  25. 25.
    Mathias C, Low P, Freeman R, et al. Integrated efficacy analysis of droxidopa in 2 double-blind, placebo-controlled phase 3 studies in patients with neurogenic orthostatic hypotension [abstract no. 1296]. Mov Disord. 2012;27(Suppl 1):S426.Google Scholar
  26. 26.
    Isaacson S, Hauser R, Szakacs C, et al. Droxidopa treatment impact on orthostatic symptoms and standing systolic blood pressure in patients with Parkinson’s disease (PD) and symptomatic neurogenic orthostatic hypotension (NOH) [abstract]. Neurology. 2013;80(19):e203.Google Scholar
  27. 27.
    Hauser RA, Jerome LP, Schwieterman WD, et al. Impact of droxidopa treatment on falls and fall related injuries in patients with Parkinson’s disease and symptomatic neurogenic orthostatic hypotension (study 306) [abstract no. 481]. Mov Disord. 2013;28(Suppl 1):S171.Google Scholar
  28. 28.
    Shill H, Vernino S, Hutchman R, et al. A multicenter, open-label study to assess the long-term safety of droxidopa in patients with symptomatic neurogenic orthostatic hypotension (NOH 304) [abstract no. 1302]. Mov Disord. 2012;27(Suppl 1):S428.Google Scholar
  29. 29.
    Lamarre-Cliche M. Drug treatment of orthostatic hypotension because of autonomic failure or neurocardiogenic syncope. Am J Cardiovasc Drugs. 2002;2(1):23–35.PubMedCrossRefGoogle Scholar
  30. 30.
    Upsher-Smith Laboratories Inc. Midodrine HCl tablets: US prescribing information. 2012. http://www.upsher-smith.com/. Accessed 10 Dec 2014.
  31. 31.
    Kaufmann H, Malamut R, Norcliffe-Kaufmann L, et al. The Orthostatic Hypotension Questionnaire (OHQ): validation of a novel symptom assessment scale. Clin Auton Res. 2012;22(2):79–90.PubMedCrossRefGoogle Scholar

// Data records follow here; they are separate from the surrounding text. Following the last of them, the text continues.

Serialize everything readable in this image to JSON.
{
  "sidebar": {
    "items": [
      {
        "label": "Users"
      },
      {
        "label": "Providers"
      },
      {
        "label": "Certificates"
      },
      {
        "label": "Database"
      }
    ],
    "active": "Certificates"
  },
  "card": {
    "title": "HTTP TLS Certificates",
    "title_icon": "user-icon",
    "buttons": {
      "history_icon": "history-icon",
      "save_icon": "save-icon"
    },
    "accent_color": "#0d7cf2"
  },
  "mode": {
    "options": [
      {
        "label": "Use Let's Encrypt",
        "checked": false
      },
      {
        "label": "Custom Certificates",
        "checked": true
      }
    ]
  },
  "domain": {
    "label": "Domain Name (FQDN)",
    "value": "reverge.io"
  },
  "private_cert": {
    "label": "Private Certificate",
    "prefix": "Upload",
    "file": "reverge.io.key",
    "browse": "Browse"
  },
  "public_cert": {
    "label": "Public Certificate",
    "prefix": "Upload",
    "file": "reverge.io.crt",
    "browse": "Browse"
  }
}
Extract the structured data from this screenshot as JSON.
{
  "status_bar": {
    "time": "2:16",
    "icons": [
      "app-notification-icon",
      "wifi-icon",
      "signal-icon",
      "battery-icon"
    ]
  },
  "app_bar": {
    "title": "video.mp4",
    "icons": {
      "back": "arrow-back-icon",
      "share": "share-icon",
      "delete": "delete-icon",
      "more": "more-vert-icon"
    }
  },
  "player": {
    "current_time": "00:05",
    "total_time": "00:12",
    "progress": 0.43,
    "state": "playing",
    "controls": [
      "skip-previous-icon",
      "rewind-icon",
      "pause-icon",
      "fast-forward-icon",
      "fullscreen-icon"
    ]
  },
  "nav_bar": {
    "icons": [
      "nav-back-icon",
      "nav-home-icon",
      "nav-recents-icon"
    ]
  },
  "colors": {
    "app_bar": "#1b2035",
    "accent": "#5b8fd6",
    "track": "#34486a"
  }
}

Copyright information

© Springer International Publishing Switzerland 2014

Authors and Affiliations

  1. 1.SpringerAucklandNew Zealand

Personalised recommendations